1. Image: Right now, Chevrolet is running an ad campaign that pokes fun at Ford’s use of aluminum in the F-150, claiming steel is stronger. If aluminum is too much of a technological leap for hairy-chested pickup buyers to take, just imagine how they’ll react when you replace a pushrod V8 with the same powertrain found in a Prius. Bruh…
2. Cost: The high-tech batteries used in electric vehicles are getting much cheaper to produce, but they still represent one of the car’s costliest components, and building a truck requires lots of them. For a pickup to compete, it needs to be available at a competitive price. Remember the Lincoln Blackwood? We thought not.
3. Range: A good truck needs to be capable of a long journey. Currently, the best consumer EVs are achieving 250- to 300-mile range. That means a larger battery pack, but finding the space is not so easy, and the increase in weight affects efficiency. More advanced batteries and better charging infrastructure are the answer here.
4. Off-Road Ability: A truck must be able to hit the trail, but sensitive battery packs mounted at the base of the truck represent a huge risk. Damage to your truck’s batteries could transform your eco-friendly pickup into an environmental hazard, or worse, a pile of molten metal.
5. Heat: Just like their combustion engine cousins, EVs prefer to operate at reasonable temperatures and can fail if they get too hot. Compared to a road car, a pickup truck is less aerodynamic, heavier and expected to do more work — i.e., towing and hauling loads.

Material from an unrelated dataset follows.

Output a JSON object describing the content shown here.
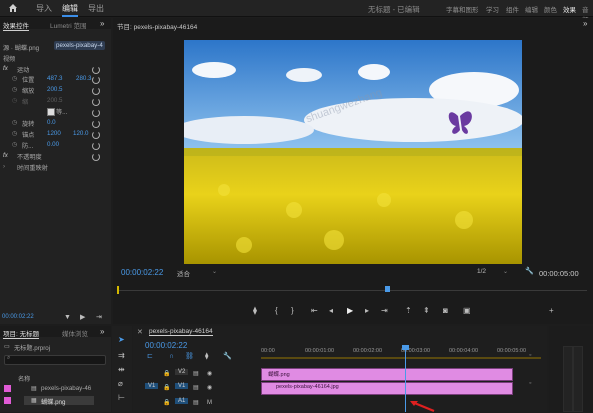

Because of their roles as work vehicles and typically larger engines, trucks pollute far more than cars. With huge emissions wins to be had from such a vehicle, don’t count the e-truck out yet.
Nikola motors claims to have 7,000 preorders for their electric big-rig, which plays in a different market than the pickup and isn’t limited by cost. GM’s Via division is working on a plug-in Silverado, and even Tesla has a “Model P” in the works — just don’t come looking for one tomorrow.
So, how do you feel about a hatchback?